WORK INSTRUCTION – Below are some records. How many of their lines contain the string "Heating"? Give the number only.

Component data from apps and pages:
• • • • •
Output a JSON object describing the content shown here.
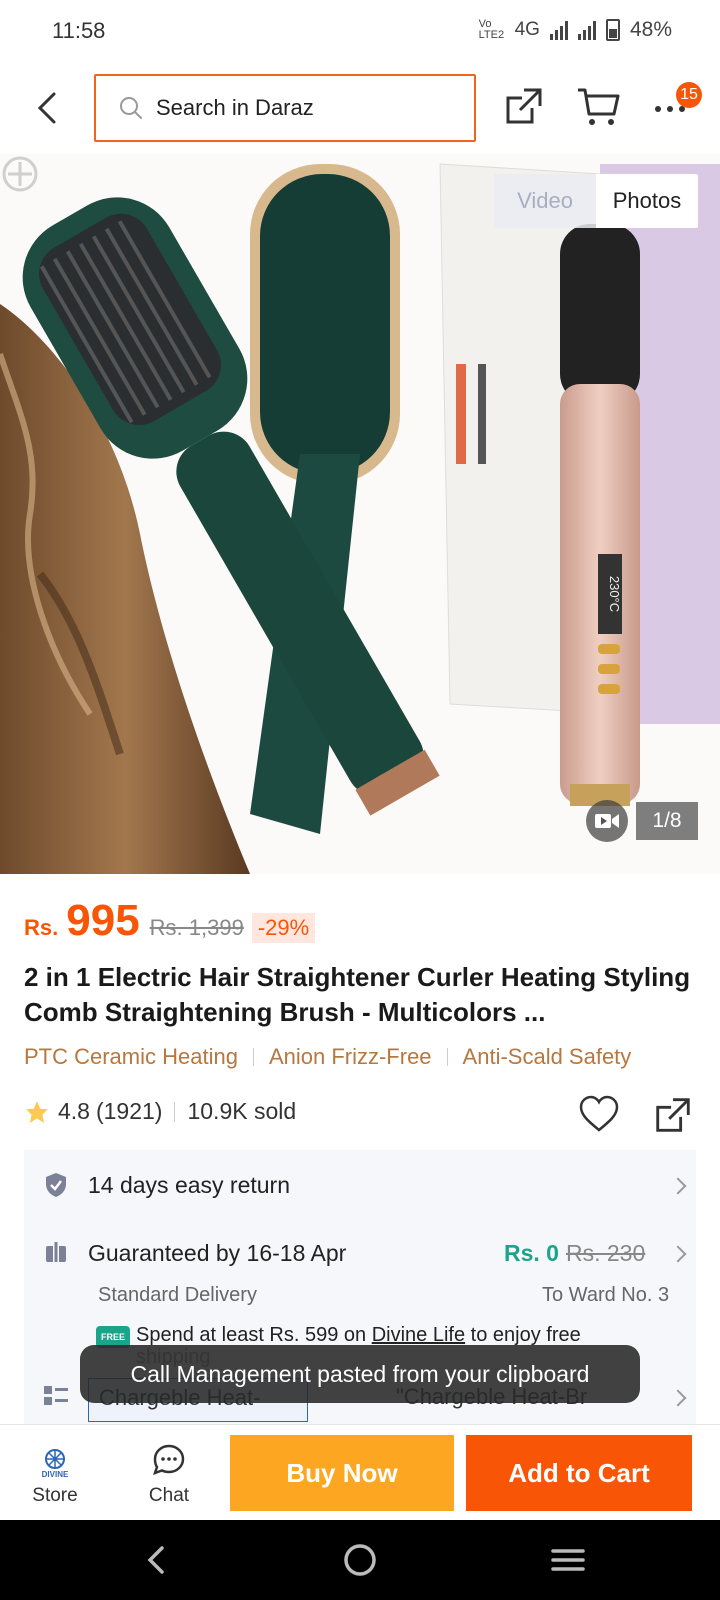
{
  "status_bar": {
    "time": "11:58",
    "network_label": "Vo LTE2",
    "network_type": "4G",
    "battery": "48%"
  },
  "top_nav": {
    "search_placeholder": "Search in Daraz",
    "cart_badge": "15"
  },
  "gallery": {
    "tab_video": "Video",
    "tab_photos": "Photos",
    "counter": "1/8",
    "device_display": "230°C",
    "active_color": "#212121",
    "inactive_color": "#a9aec0"
  },
  "price": {
    "currency": "Rs.",
    "current": "995",
    "original": "Rs. 1,399",
    "discount": "-29%"
  },
  "product": {
    "title": "2 in 1 Electric Hair Straightener Curler Heating Styling Comb Straightening Brush - Multicolors ...",
    "tags": [
      "PTC Ceramic Heating",
      "Anion Frizz-Free",
      "Anti-Scald Safety"
    ],
    "rating": "4.8",
    "rating_count": "(1921)",
    "sold": "10.9K sold"
  },
  "services": {
    "returns": "14 days easy return",
    "delivery_title": "Guaranteed by 16-18 Apr",
    "delivery_type": "Standard Delivery",
    "delivery_price": "Rs. 0",
    "delivery_old_price": "Rs. 230",
    "delivery_location": "To Ward No. 3",
    "free_tag": "FREE",
    "promo_prefix": "Spend at least Rs. 599 on ",
    "promo_store": "Divine Life",
    "promo_suffix": " to enjoy free",
    "promo_line2": "shipping",
    "variant_box": "Chargeble Heat-",
    "variant_text": "\"Chargeble Heat-Br"
  },
  "toast": "Call Management pasted from your clipboard",
  "bottom_bar": {
    "store_logo": "DIVINE",
    "store_label": "Store",
    "chat_label": "Chat",
    "buy_now": "Buy Now",
    "add_to_cart": "Add to Cart",
    "buy_color": "#fca622",
    "cart_color": "#f85606"
  }
}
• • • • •
ANSWER – 2